Supplied material:
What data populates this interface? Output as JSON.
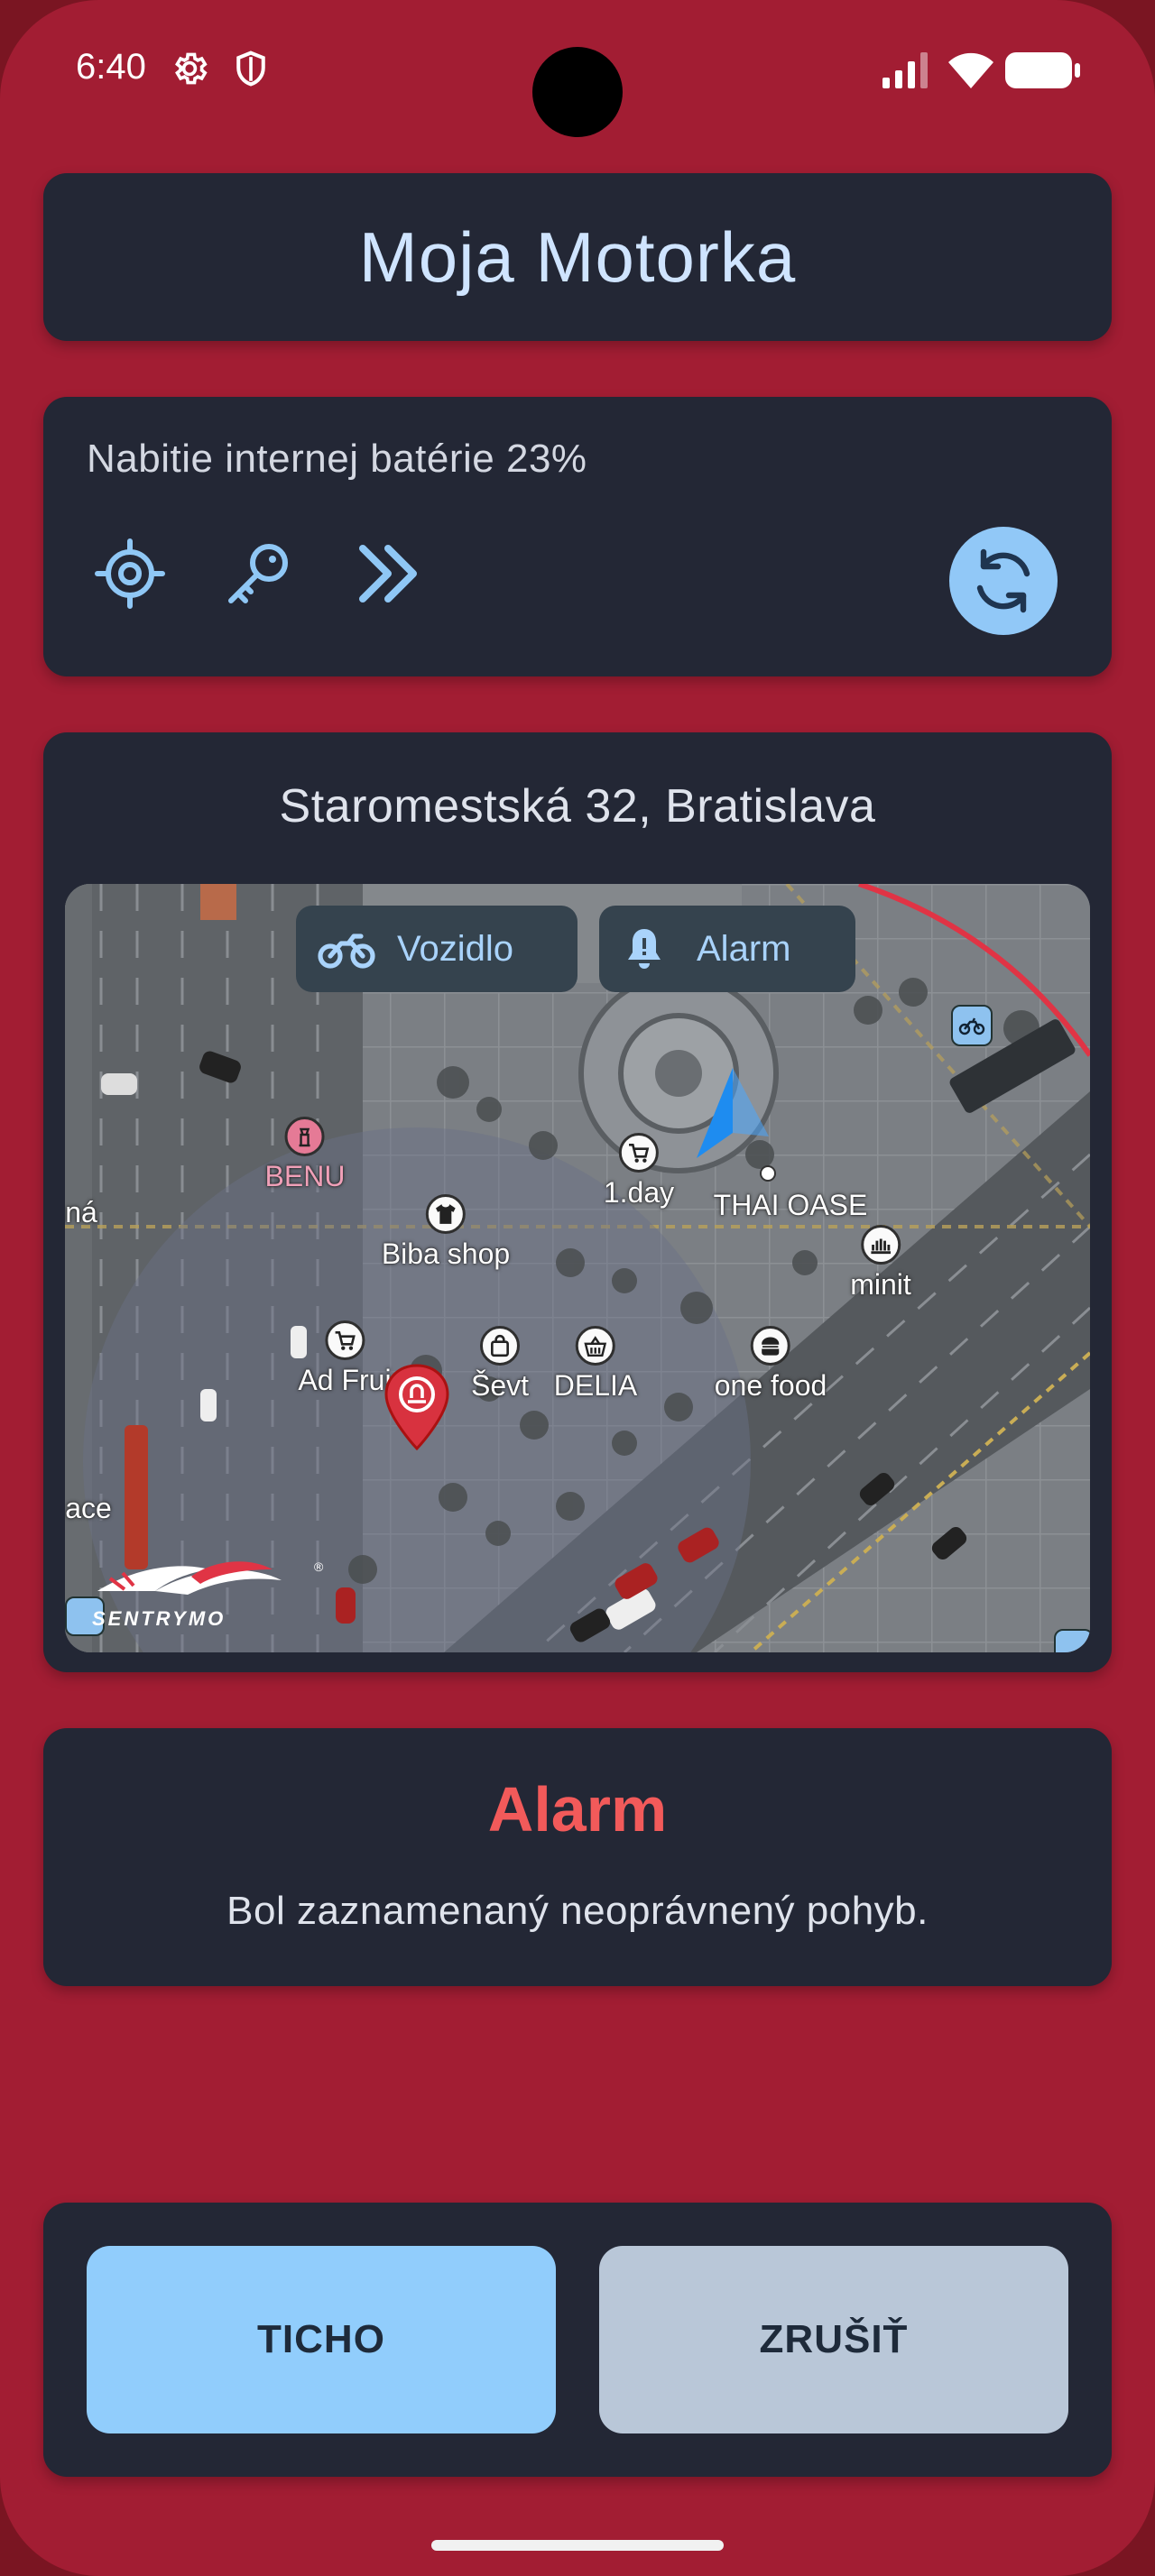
{
  "status_bar": {
    "time": "6:40"
  },
  "header": {
    "title": "Moja Motorka"
  },
  "battery": {
    "text": "Nabitie internej batérie 23%"
  },
  "location": {
    "address": "Staromestská 32, Bratislava"
  },
  "map": {
    "chips": {
      "vehicle": "Vozidlo",
      "alarm": "Alarm"
    },
    "pois": [
      {
        "label": "BENU"
      },
      {
        "label": "1.day"
      },
      {
        "label": "THAI OASE"
      },
      {
        "label": "Biba shop"
      },
      {
        "label": "minit"
      },
      {
        "label": "Ad Frui"
      },
      {
        "label": "Ševt"
      },
      {
        "label": "DELIA"
      },
      {
        "label": "one food"
      },
      {
        "label": "ná"
      },
      {
        "label": "ace"
      }
    ],
    "logo_text": "SENTRYMO"
  },
  "alarm": {
    "title": "Alarm",
    "message": "Bol zaznamenaný neoprávnený pohyb."
  },
  "actions": {
    "silent_label": "TICHO",
    "cancel_label": "ZRUŠIŤ"
  },
  "colors": {
    "frame": "#a21d33",
    "card": "#232735",
    "accent": "#91c8f7",
    "alarm": "#f25a5a"
  }
}
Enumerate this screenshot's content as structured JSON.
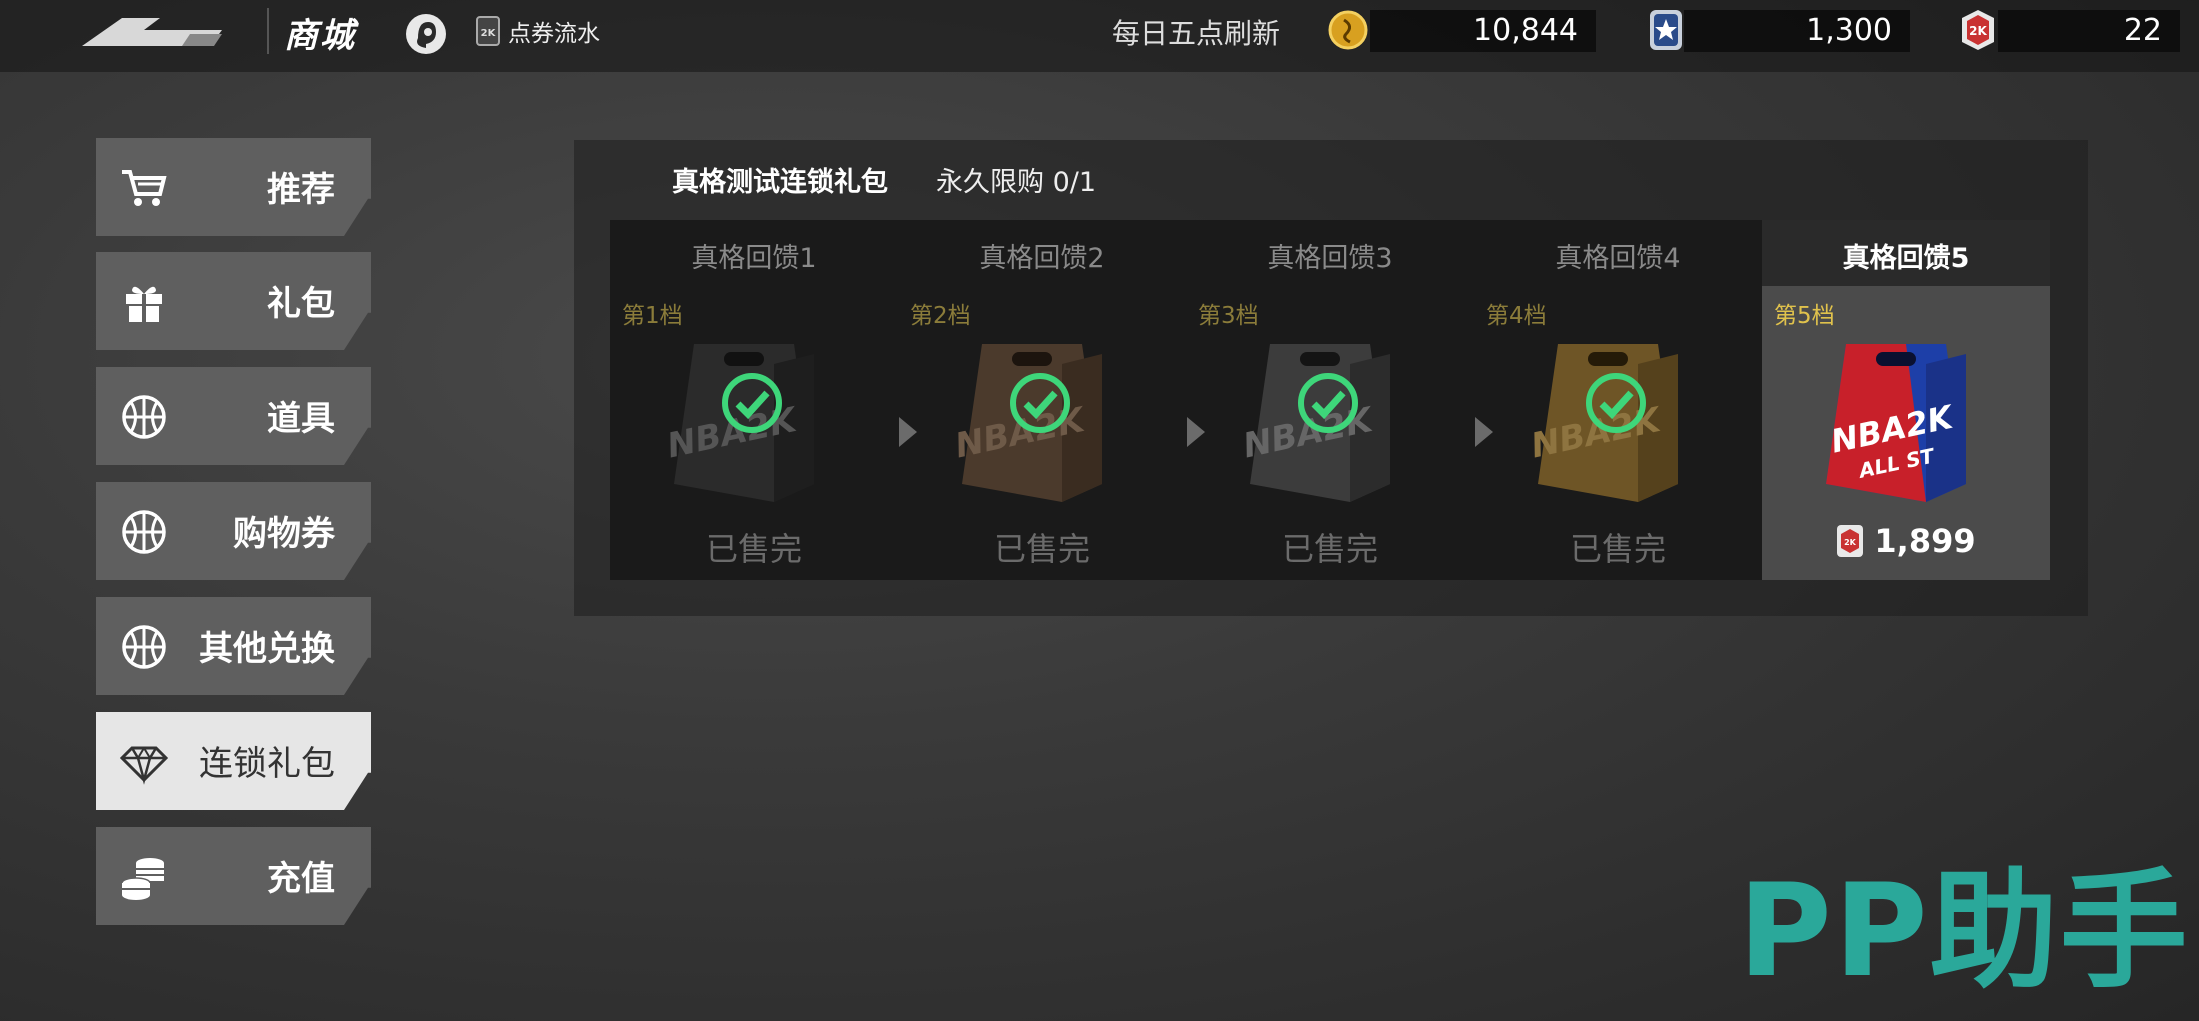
{
  "topbar": {
    "title": "商城",
    "ledger_label": "点券流水",
    "refresh_text": "每日五点刷新",
    "currencies": [
      {
        "icon": "gold-coin-icon",
        "value": "10,844"
      },
      {
        "icon": "star-badge-icon",
        "value": "1,300"
      },
      {
        "icon": "2k-coupon-icon",
        "value": "22"
      }
    ]
  },
  "sidebar": {
    "items": [
      {
        "label": "推荐",
        "icon": "cart-icon",
        "active": false
      },
      {
        "label": "礼包",
        "icon": "gift-icon",
        "active": false
      },
      {
        "label": "道具",
        "icon": "basketball-icon",
        "active": false
      },
      {
        "label": "购物券",
        "icon": "basketball-icon",
        "active": false
      },
      {
        "label": "其他兑换",
        "icon": "basketball-icon",
        "active": false
      },
      {
        "label": "连锁礼包",
        "icon": "diamond-icon",
        "active": true
      },
      {
        "label": "充值",
        "icon": "coins-icon",
        "active": false
      }
    ]
  },
  "pack": {
    "title": "真格测试连锁礼包",
    "limit": "永久限购 0/1",
    "tiers": [
      {
        "name": "真格回馈1",
        "grade": "第1档",
        "status": "已售完",
        "color": "#2b2b2b"
      },
      {
        "name": "真格回馈2",
        "grade": "第2档",
        "status": "已售完",
        "color": "#4b3a2c"
      },
      {
        "name": "真格回馈3",
        "grade": "第3档",
        "status": "已售完",
        "color": "#3c3c3c"
      },
      {
        "name": "真格回馈4",
        "grade": "第4档",
        "status": "已售完",
        "color": "#6e5526"
      },
      {
        "name": "真格回馈5",
        "grade": "第5档",
        "price": "1,899",
        "bag_text": "NBA2K",
        "bag_sub": "ALL ST"
      }
    ]
  },
  "watermark": "PP助手"
}
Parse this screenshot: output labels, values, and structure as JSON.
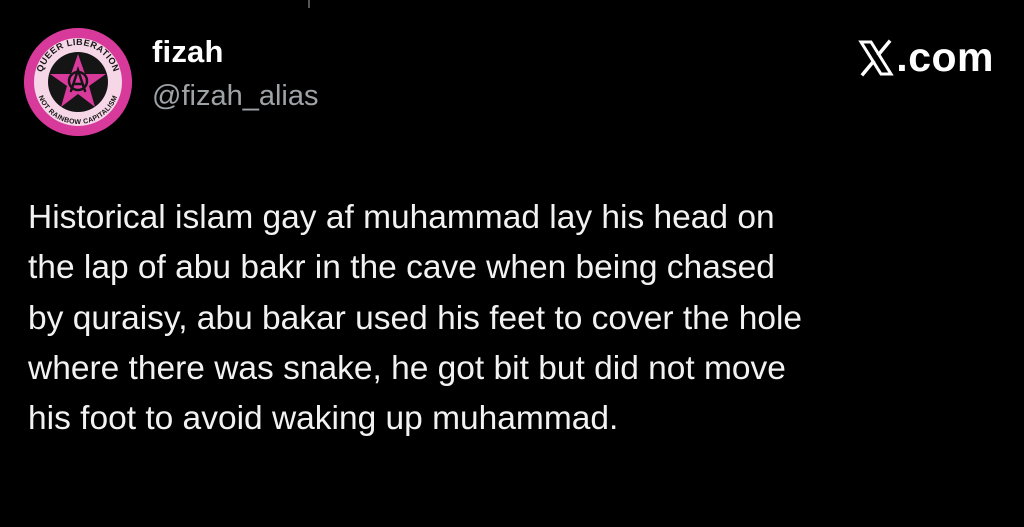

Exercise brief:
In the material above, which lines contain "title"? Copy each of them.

Solution for this problem:
    "title": "Moja Motorka"
    "title": "Alarm",
    "title": "商城",
    "title": "真格测试连锁礼包",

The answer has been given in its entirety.